But as soon as the first batches of oysters were hauled onto the iconic oystering boat’s deck, Sweitzer knew his season was over. Of the 250 oysters caught in that initial “lick,” or pass over an oyster bed, 11 were alive.
“The oyster industry in the northern bay is is gone,” he said.
Maryland’s Department of Natural Resources confirmed this week that at least 74 percent of the oysters north of the Chesapeake Bay Bridge died in the spring from record-high freshwater flows into the bay from the Susquehanna River. More recent flooding from tropical storms Irene and Lee also might have killed some oysters, which rely on salty waters to survive, said Mike Naylor, the department’s shellfish program director.
Only 2 percent of the bay’s oyster harvest comes from the upper bay, where about 30 watermen dredge for oysters between the Magothy and Patapsco rivers. So the effect of the die-off will be minimal to the overall industry, Naylor said.
But as the only skipjack captain who works in the hard-hit area, Sweitzer says the loss means that his oystering career has ended. And so has a family legacy. After catching barely two dozen live oysters Nov. 2 — compared with more than 100 bushels on the first day of last year’s season — he laid off his crew and put the Hilda M. Willing up for sale.
Poor water quality, over-harvesting and diseases have been killing off oysters in the bay for decades, bringing the population to less than 5 percent of its level in the 1800s, said Mark Bryer, director of the Nature Conservancy’s Chesapeake Bay Program.
It will take years of restoration efforts to repopulate the area with oysters, Naylor said. Until then, some species that depend on the oyster reefs as feeding grounds will be affected, including rockfish and blue crabs.
But the monetary loss isn’t even the most heartbreaking aspect of the die-off, said Sweitzer, who is 50. The worst part, he said, is “It’s a way of life that’s disappearing.”
Sweitzer’s father, Robert F. Sweitzer, bought the skipjack in 1947 and worked as its captain for 53 years to support his wife and five children.
The Willing, named in memory of the builder’s deceased daughter, was constructed in 1905, about 10 years after the oyster-dredging boats began to dot the bay.

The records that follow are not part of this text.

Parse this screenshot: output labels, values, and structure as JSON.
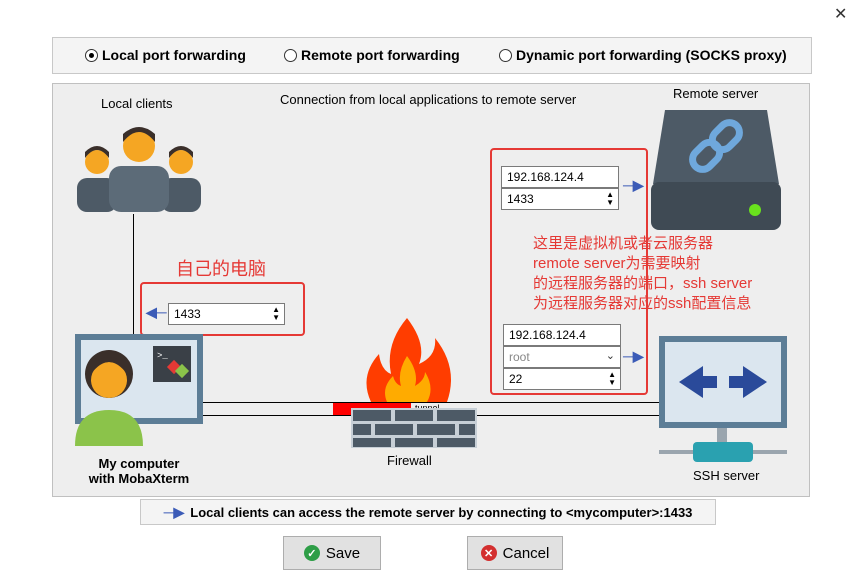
{
  "window": {
    "close_glyph": "✕"
  },
  "modes": [
    {
      "label": "Local port forwarding",
      "selected": true
    },
    {
      "label": "Remote port forwarding",
      "selected": false
    },
    {
      "label": "Dynamic port forwarding (SOCKS proxy)",
      "selected": false
    }
  ],
  "diagram": {
    "local_clients": "Local clients",
    "connection_caption": "Connection from local applications to remote server",
    "remote_server": "Remote server",
    "my_computer_line1": "My computer",
    "my_computer_line2": "with MobaXterm",
    "firewall": "Firewall",
    "tunnel": "tunnel",
    "ssh_server": "SSH server",
    "local_port": "1433",
    "remote_host": "192.168.124.4",
    "remote_port": "1433",
    "ssh_host": "192.168.124.4",
    "ssh_user": "root",
    "ssh_port": "22"
  },
  "annotations": {
    "self_computer": "自己的电脑",
    "note_line1": "这里是虚拟机或者云服务器",
    "note_line2": "remote server为需要映射",
    "note_line3": "的远程服务器的端口，ssh server",
    "note_line4": "为远程服务器对应的ssh配置信息"
  },
  "info": "Local clients can access the remote server by connecting to <mycomputer>:1433",
  "buttons": {
    "save": "Save",
    "cancel": "Cancel"
  },
  "colors": {
    "accent_red": "#e53935",
    "arrow_blue": "#3b5bb7",
    "server_dark": "#4d5a66",
    "monitor_blue": "#5c7d96"
  }
}
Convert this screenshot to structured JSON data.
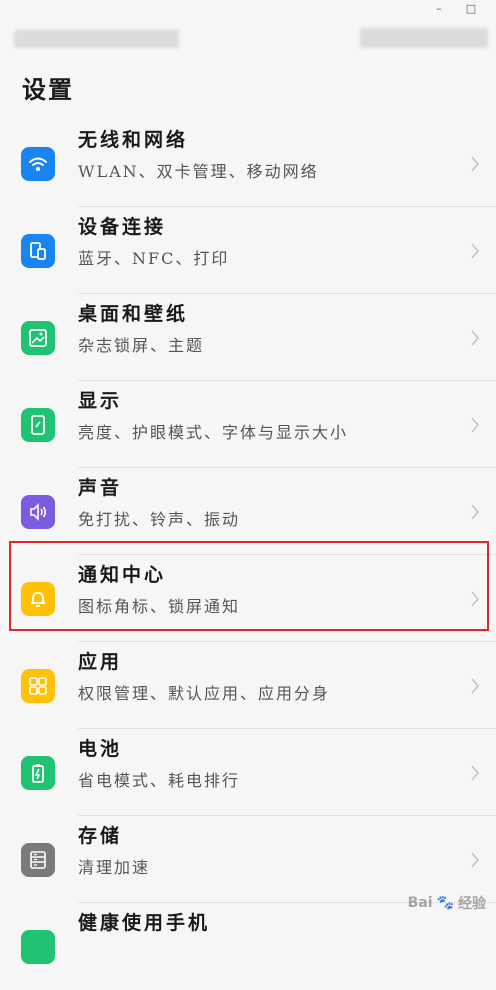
{
  "window_controls": {
    "minimize": "–",
    "maximize": "□"
  },
  "page_title": "设置",
  "settings_items": [
    {
      "label": "无线和网络",
      "sub": "WLAN、双卡管理、移动网络",
      "icon": "wifi-icon",
      "color": "#1a84f0"
    },
    {
      "label": "设备连接",
      "sub": "蓝牙、NFC、打印",
      "icon": "device-connect-icon",
      "color": "#1a84f0"
    },
    {
      "label": "桌面和壁纸",
      "sub": "杂志锁屏、主题",
      "icon": "wallpaper-icon",
      "color": "#1fc372"
    },
    {
      "label": "显示",
      "sub": "亮度、护眼模式、字体与显示大小",
      "icon": "display-icon",
      "color": "#1fc372"
    },
    {
      "label": "声音",
      "sub": "免打扰、铃声、振动",
      "icon": "sound-icon",
      "color": "#7b5be0"
    },
    {
      "label": "通知中心",
      "sub": "图标角标、锁屏通知",
      "icon": "bell-icon",
      "color": "#ffc107"
    },
    {
      "label": "应用",
      "sub": "权限管理、默认应用、应用分身",
      "icon": "apps-icon",
      "color": "#ffc107"
    },
    {
      "label": "电池",
      "sub": "省电模式、耗电排行",
      "icon": "battery-icon",
      "color": "#1fc372"
    },
    {
      "label": "存储",
      "sub": "清理加速",
      "icon": "storage-icon",
      "color": "#7a7a7a"
    },
    {
      "label": "健康使用手机",
      "sub": "",
      "icon": "health-icon",
      "color": "#1fc372"
    }
  ],
  "highlight_color": "#e0262d",
  "watermark": {
    "text": "Bai",
    "suffix": "经验"
  }
}
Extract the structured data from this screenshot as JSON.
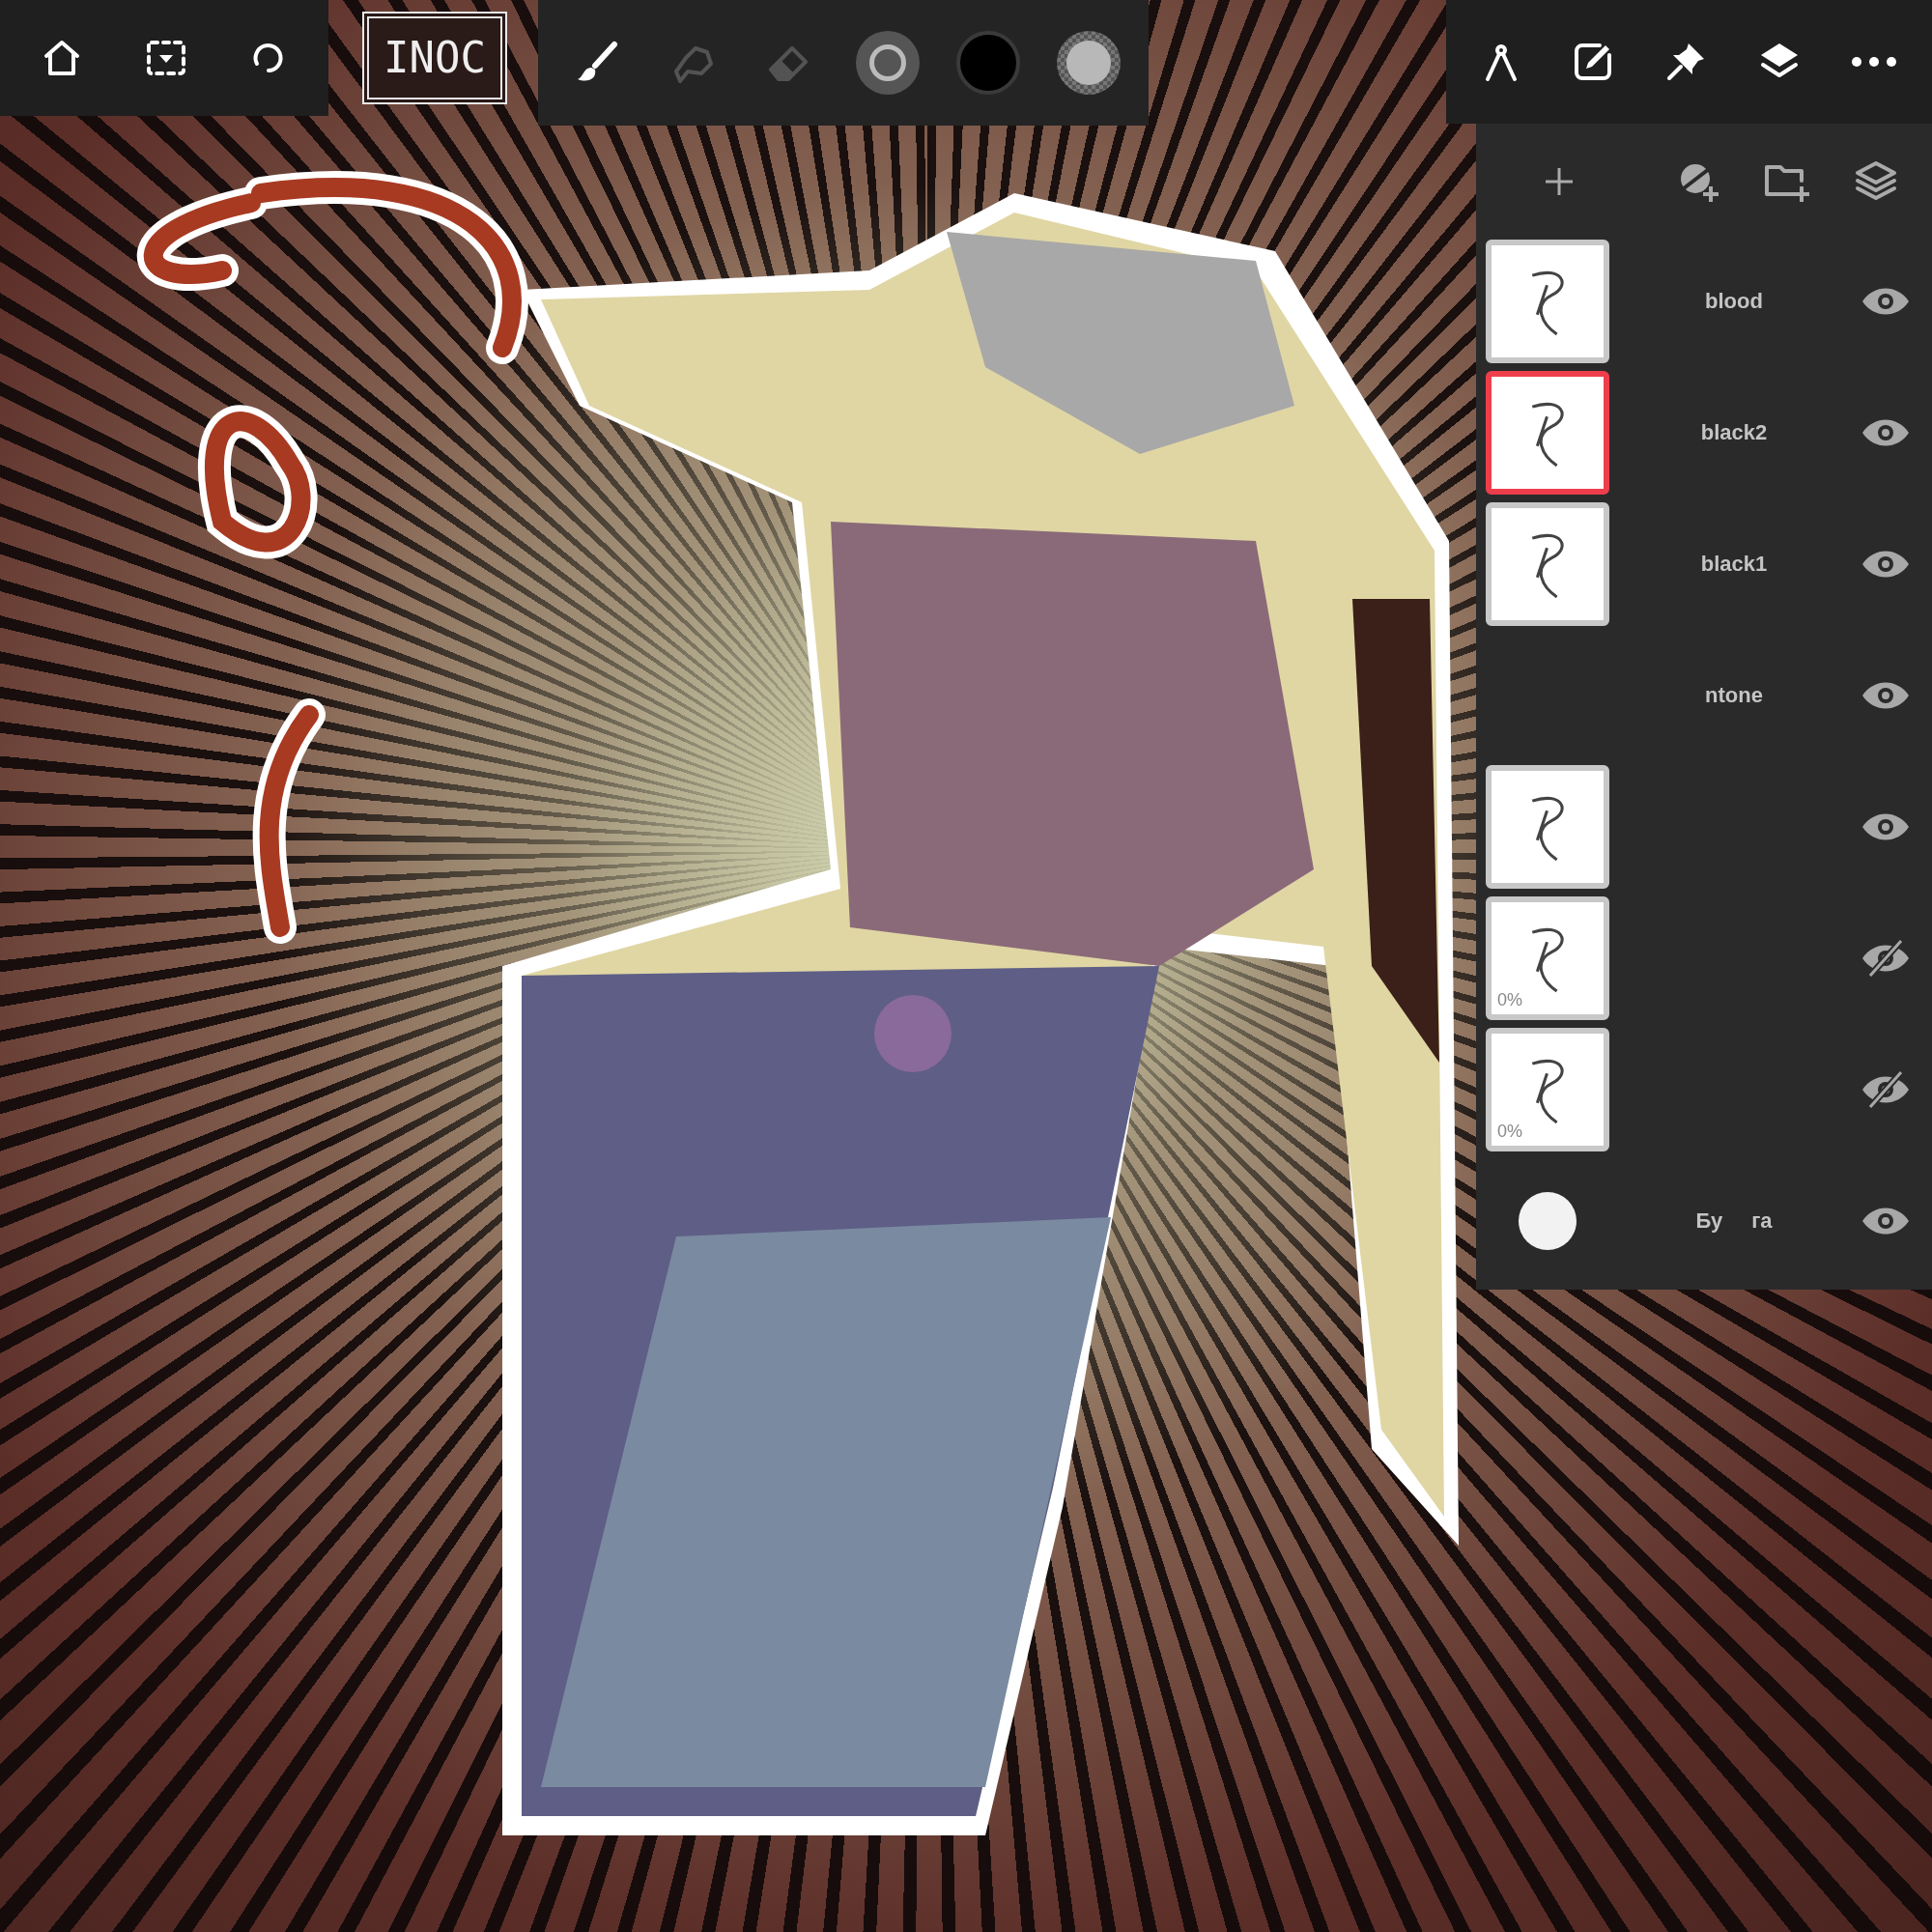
{
  "top_left_tools": [
    {
      "kind": "home"
    },
    {
      "kind": "selection"
    },
    {
      "kind": "lasso"
    }
  ],
  "signature": {
    "text": "INOC"
  },
  "brush_tools": [
    {
      "kind": "brush",
      "selected": true
    },
    {
      "kind": "smudge",
      "selected": false
    },
    {
      "kind": "eraser",
      "selected": false
    }
  ],
  "color_swatch": {
    "color": "#000000"
  },
  "right_tools": [
    {
      "kind": "ruler"
    },
    {
      "kind": "edit"
    },
    {
      "kind": "pin"
    },
    {
      "kind": "layers"
    },
    {
      "kind": "more"
    }
  ],
  "layer_panel": {
    "actions": [
      {
        "kind": "add"
      },
      {
        "kind": "mask"
      },
      {
        "kind": "folder"
      },
      {
        "kind": "stack"
      }
    ],
    "layers": [
      {
        "name": [
          "blood"
        ],
        "kind": "sketch",
        "selected": false,
        "visible": true
      },
      {
        "name": [
          "black2"
        ],
        "kind": "sketch",
        "selected": true,
        "visible": true
      },
      {
        "name": [
          "black1"
        ],
        "kind": "sketch",
        "selected": false,
        "visible": true
      },
      {
        "name": [
          "ntone"
        ],
        "kind": "hidden",
        "selected": false,
        "visible": true
      },
      {
        "kind": "sketch",
        "selected": false,
        "visible": true
      },
      {
        "kind": "sketch",
        "selected": false,
        "visible": false,
        "opacity": "0%"
      },
      {
        "kind": "sketch",
        "selected": false,
        "visible": false,
        "opacity": "0%"
      },
      {
        "name": [
          "Бу",
          "га"
        ],
        "kind": "paper",
        "selected": false,
        "visible": true
      }
    ]
  }
}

Their high-water mark lasted about 20 years. In all, it’s estimated that about 2,000 skipjacks were made, designed to navigate the bay’s shallow waters where oyster reefs lie, according to the National Park Service’s Maritime Heritage Program.
When the elder Sweitzer wasn’t out on the water, he was repairing the boat, said his son, who remembers watching his father strip the bark off an eastern pine tree in the family’s yard on Tilghman Island to fashion the boat’s 40-foot boom, which supports the mainsail.